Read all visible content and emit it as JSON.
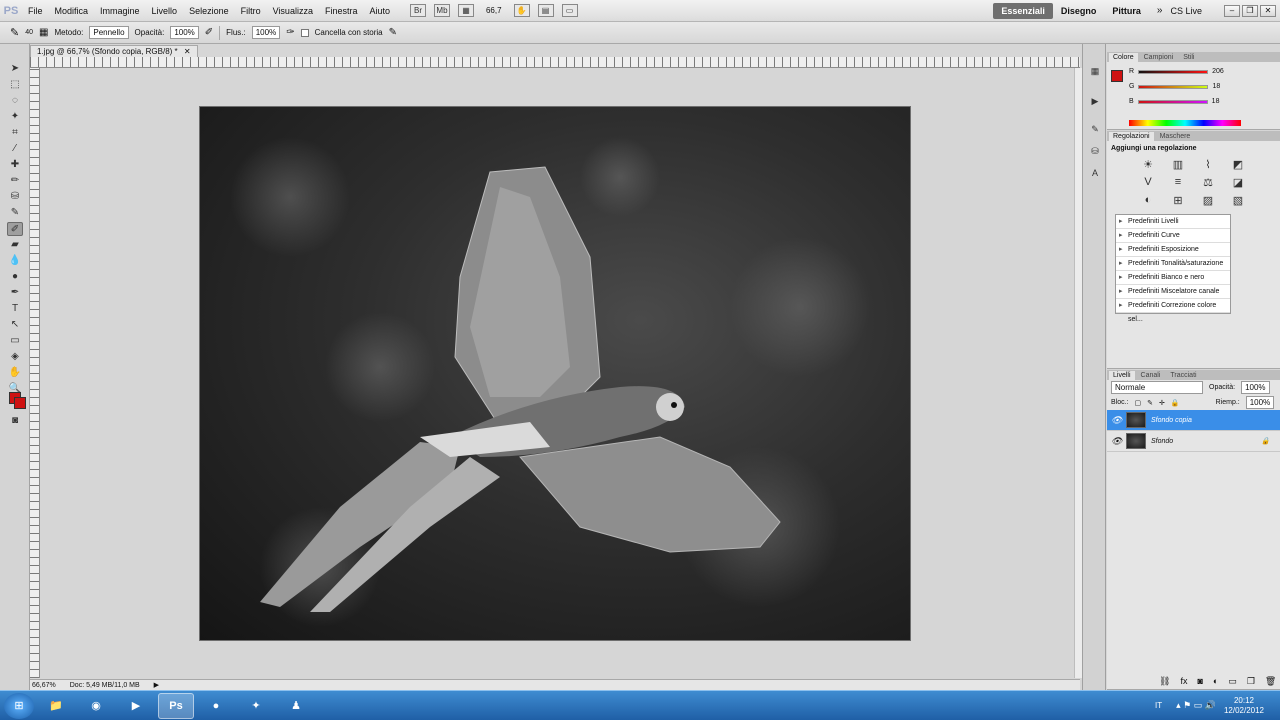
{
  "app": {
    "logo": "PS"
  },
  "menu": [
    "File",
    "Modifica",
    "Immagine",
    "Livello",
    "Selezione",
    "Filtro",
    "Visualizza",
    "Finestra",
    "Aiuto"
  ],
  "menubar_tools": {
    "zoom": "66,7"
  },
  "workspaces": [
    "Essenziali",
    "Disegno",
    "Pittura"
  ],
  "cs_live": "CS Live",
  "options_bar": {
    "brush_size": "40",
    "mode_label": "Metodo:",
    "mode_value": "Pennello",
    "opacity_label": "Opacità:",
    "opacity_value": "100%",
    "flow_label": "Flus.:",
    "flow_value": "100%",
    "erase_history_label": "Cancella con storia"
  },
  "document": {
    "tab_title": "1.jpg @ 66,7% (Sfondo copia, RGB/8) *",
    "zoom_status": "66,67%",
    "doc_status": "Doc: 5,49 MB/11,0 MB"
  },
  "color_panel": {
    "tabs": [
      "Colore",
      "Campioni",
      "Stili"
    ],
    "channels": [
      {
        "label": "R",
        "value": "206"
      },
      {
        "label": "G",
        "value": "18"
      },
      {
        "label": "B",
        "value": "18"
      }
    ],
    "fg_color": "#ce1212"
  },
  "adjustments_panel": {
    "tabs": [
      "Regolazioni",
      "Maschere"
    ],
    "title": "Aggiungi una regolazione",
    "presets": [
      "Predefiniti Livelli",
      "Predefiniti Curve",
      "Predefiniti Esposizione",
      "Predefiniti Tonalità/saturazione",
      "Predefiniti Bianco e nero",
      "Predefiniti Miscelatore canale",
      "Predefiniti Correzione colore sel..."
    ]
  },
  "layers_panel": {
    "tabs": [
      "Livelli",
      "Canali",
      "Tracciati"
    ],
    "blend_mode": "Normale",
    "opacity_label": "Opacità:",
    "opacity_value": "100%",
    "lock_label": "Bloc.:",
    "fill_label": "Riemp.:",
    "fill_value": "100%",
    "layers": [
      {
        "name": "Sfondo copia",
        "selected": true
      },
      {
        "name": "Sfondo",
        "selected": false
      }
    ]
  },
  "taskbar": {
    "language": "IT",
    "time": "20:12",
    "date": "12/02/2012",
    "ps_label": "Ps"
  },
  "colors": {
    "selection_blue": "#3a8ee8",
    "foreground_red": "#ce1212"
  }
}
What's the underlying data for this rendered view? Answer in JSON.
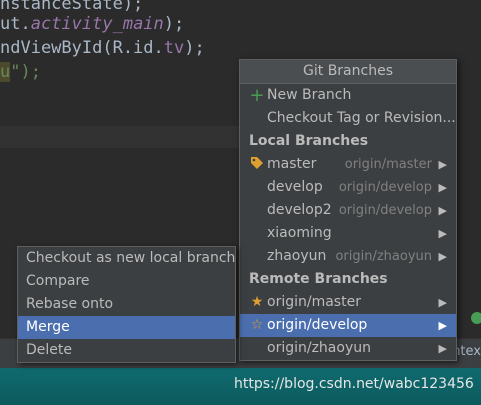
{
  "editor": {
    "lines": [
      {
        "a": "nstanceState);"
      },
      {
        "a": "ut.",
        "b": "activity_main",
        "c": ");"
      },
      {
        "a": "ndViewById(R.id.",
        "b": "tv",
        "c": ");"
      },
      {
        "a": "u",
        "b": "\");"
      }
    ]
  },
  "git_menu": {
    "title": "Git Branches",
    "new_branch": "New Branch",
    "checkout_tag": "Checkout Tag or Revision...",
    "local_header": "Local Branches",
    "local": [
      {
        "name": "master",
        "remote": "origin/master",
        "icon": "tag-icon"
      },
      {
        "name": "develop",
        "remote": "origin/develop"
      },
      {
        "name": "develop2",
        "remote": "origin/develop"
      },
      {
        "name": "xiaoming",
        "remote": ""
      },
      {
        "name": "zhaoyun",
        "remote": "origin/zhaoyun"
      }
    ],
    "remote_header": "Remote Branches",
    "remote": [
      {
        "name": "origin/master",
        "icon": "star-filled-icon"
      },
      {
        "name": "origin/develop",
        "icon": "star-outline-icon",
        "selected": true
      },
      {
        "name": "origin/zhaoyun"
      }
    ]
  },
  "context_menu": {
    "items": [
      "Checkout as new local branch",
      "Compare",
      "Rebase onto",
      "Merge",
      "Delete"
    ],
    "selected": "Merge"
  },
  "toolbar": {
    "text": "ntex"
  },
  "watermark": "https://blog.csdn.net/wabc123456",
  "colors": {
    "selection": "#4b6eaf",
    "menu_bg": "#3c3f41",
    "accent_green": "#499c54",
    "tag": "#e0a030",
    "star": "#e0a030"
  }
}
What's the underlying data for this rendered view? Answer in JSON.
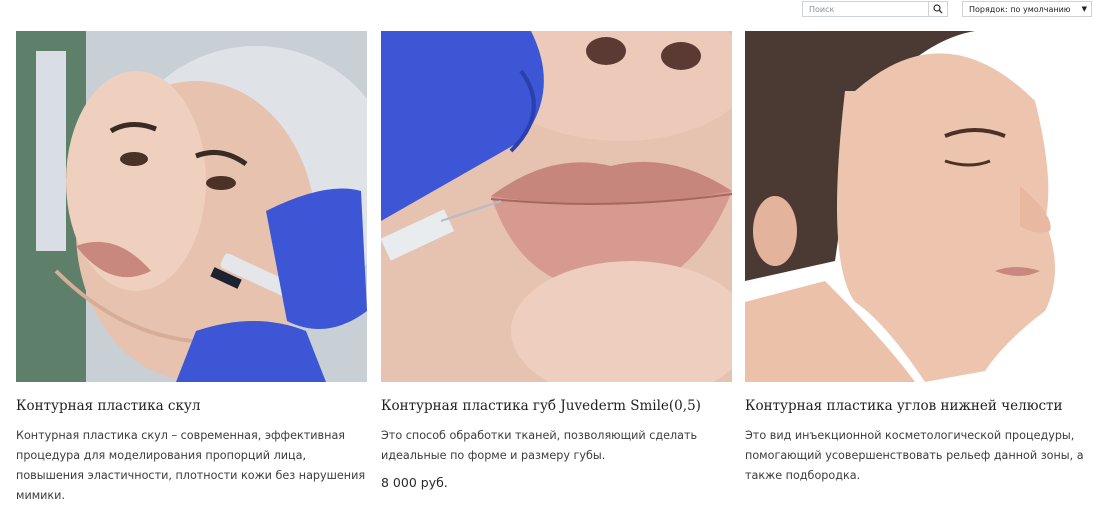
{
  "toolbar": {
    "search_placeholder": "Поиск",
    "sort_label": "Порядок: по умолчанию"
  },
  "products": [
    {
      "title": "Контурная пластика скул",
      "description": "Контурная пластика скул – современная, эффективная процедура для моделирования пропорций лица, повышения эластичности, плотности кожи без нарушения мимики.",
      "price": ""
    },
    {
      "title": "Контурная пластика губ Juvederm Smile(0,5)",
      "description": "Это способ обработки тканей, позволяющий сделать идеальные по форме и размеру губы.",
      "price": "8 000 руб."
    },
    {
      "title": "Контурная пластика углов нижней челюсти",
      "description": "Это вид инъекционной косметологической процедуры, помогающий усовершенствовать рельеф данной зоны, а также подбородка.",
      "price": ""
    }
  ],
  "colors": {
    "glove": "#3d56d6",
    "skin": "#e8c0ad",
    "lip": "#c98a80",
    "border": "#cfd3d6"
  },
  "icons": {
    "search": "search-icon",
    "sort": "chevron-down-icon"
  }
}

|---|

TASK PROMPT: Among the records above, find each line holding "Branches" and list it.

EXERCISE OUTPUT:
    "title": "Git Branches",
    "local_header": "Local Branches",
    "remote_header": "Remote Branches",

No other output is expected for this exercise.